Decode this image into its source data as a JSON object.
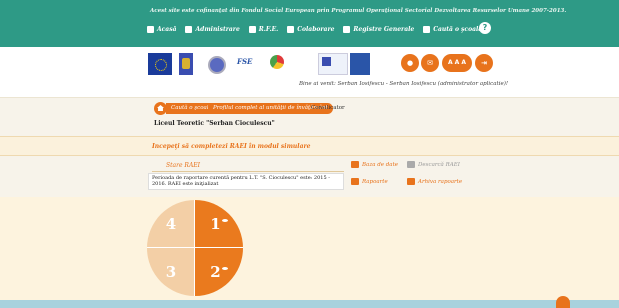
{
  "header": {
    "funding_text": "Acest site este cofinanţat din Fondul Social European prin Programul Operaţional Sectorial Dezvoltarea Resurselor Umane 2007-2013.",
    "nav": [
      {
        "label": "Acasă",
        "icon": "home-icon"
      },
      {
        "label": "Administrare",
        "icon": "admin-icon"
      },
      {
        "label": "R.F.E.",
        "icon": "document-icon"
      },
      {
        "label": "Colaborare",
        "icon": "collaboration-icon"
      },
      {
        "label": "Registre Generale",
        "icon": "registry-icon"
      },
      {
        "label": "Caută o şcoală",
        "icon": "search-icon"
      }
    ],
    "help_label": "?"
  },
  "user_bar": {
    "welcome": "Bine ai venit: Serban Iosifescu - Serban Iosifescu (administrator aplicatie)!",
    "font_size_label": "A A A"
  },
  "breadcrumb": {
    "items": [
      "Caută o şcoală",
      "Profilul complet al unităţii de învăţământ"
    ],
    "current": "Consilicator",
    "school": "Liceul Teoretic \"Serban Cioculescu\""
  },
  "notice": {
    "text": "Incepeţi să completezi RAEI în modul simulare"
  },
  "status": {
    "label": "Stare RAEI",
    "period_text": "Perioada de raportare curentă pentru L.T. \"S. Cioculescu\" este: 2015 - 2016. RAEI este iniţializat",
    "links": {
      "baza": "Baza de date",
      "descarca": "Descarcă RAEI",
      "rapoarte": "Rapoarte",
      "arhiva": "Arhiva rapoarte"
    }
  },
  "quadrants": {
    "q1": "1",
    "q2": "2",
    "q3": "3",
    "q4": "4"
  },
  "colors": {
    "primary": "#2e9a86",
    "accent": "#e8731c"
  }
}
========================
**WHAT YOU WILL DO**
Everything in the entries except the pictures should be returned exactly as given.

**RESPONSE AREA**
Decode this image into its source data as a JSON object.
{
  "header": {
    "funding_text": "Acest site este cofinanţat din Fondul Social European prin Programul Operaţional Sectorial Dezvoltarea Resurselor Umane 2007-2013.",
    "nav": [
      {
        "label": "Acasă",
        "icon": "home-icon"
      },
      {
        "label": "Administrare",
        "icon": "admin-icon"
      },
      {
        "label": "R.F.E.",
        "icon": "document-icon"
      },
      {
        "label": "Colaborare",
        "icon": "collaboration-icon"
      },
      {
        "label": "Registre Generale",
        "icon": "registry-icon"
      },
      {
        "label": "Caută o şcoală",
        "icon": "search-icon"
      }
    ],
    "help_label": "?"
  },
  "user_bar": {
    "welcome": "Bine ai venit: Serban Iosifescu - Serban Iosifescu (administrator aplicatie)!",
    "font_size_label": "A A A"
  },
  "breadcrumb": {
    "items": [
      "Caută o şcoală",
      "Profilul complet al unităţii de învăţământ"
    ],
    "current": "Consilicator",
    "school": "Liceul Teoretic \"Serban Cioculescu\""
  },
  "notice": {
    "text": "Incepeţi să completezi RAEI în modul simulare"
  },
  "status": {
    "label": "Stare RAEI",
    "period_text": "Perioada de raportare curentă pentru L.T. \"S. Cioculescu\" este: 2015 - 2016. RAEI este iniţializat",
    "links": {
      "baza": "Baza de date",
      "descarca": "Descarcă RAEI",
      "rapoarte": "Rapoarte",
      "arhiva": "Arhiva rapoarte"
    }
  },
  "quadrants": {
    "q1": "1",
    "q2": "2",
    "q3": "3",
    "q4": "4"
  },
  "colors": {
    "primary": "#2e9a86",
    "accent": "#e8731c"
  }
}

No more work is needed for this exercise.